Building on existing empirical comparative property law works, this chapter points out three different types of additional property data needed for future works: data on substance of property law, data on how property law operates, and data on property-related law in other fields such as criminal law and constitutional law. As examples, this chapter offers three future works that could take off with more comparative data. First, a more comprehensive good-faith index that measures to what extent lawmakers explicitly account for the role of parties’ knowledge may offer a quantitative measure of the structure of private law. Second, protection of property law has long been linked to the theory of economic development. Panel data on property doctrines enable tests of legal origin theories that attempt to explain economic growth by the substance of law. Third, knowing the types of immovable property registration enables scholars to measure the level of third-party information costs and test theories in property law and economics.
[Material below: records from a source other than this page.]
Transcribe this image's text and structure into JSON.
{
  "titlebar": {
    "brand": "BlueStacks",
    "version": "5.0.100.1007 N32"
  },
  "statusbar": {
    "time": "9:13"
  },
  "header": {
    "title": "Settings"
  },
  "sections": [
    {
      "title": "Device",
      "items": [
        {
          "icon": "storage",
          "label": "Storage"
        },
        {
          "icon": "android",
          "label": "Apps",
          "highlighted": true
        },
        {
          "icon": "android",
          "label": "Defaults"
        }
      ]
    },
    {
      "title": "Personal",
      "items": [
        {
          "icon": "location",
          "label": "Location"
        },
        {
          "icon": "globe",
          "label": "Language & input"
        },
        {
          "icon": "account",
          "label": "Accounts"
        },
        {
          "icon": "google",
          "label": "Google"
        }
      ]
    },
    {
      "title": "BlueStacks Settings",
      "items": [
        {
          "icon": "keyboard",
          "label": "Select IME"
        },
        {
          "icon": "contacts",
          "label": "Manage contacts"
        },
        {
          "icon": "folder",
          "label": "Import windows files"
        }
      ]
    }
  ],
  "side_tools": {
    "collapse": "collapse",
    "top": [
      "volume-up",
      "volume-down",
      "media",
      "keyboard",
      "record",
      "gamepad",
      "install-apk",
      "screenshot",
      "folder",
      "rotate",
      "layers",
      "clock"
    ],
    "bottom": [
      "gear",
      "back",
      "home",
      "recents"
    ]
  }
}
Chang, Yun-chien, Property and Empirical Comparative Legal Studies (July 16, 2022).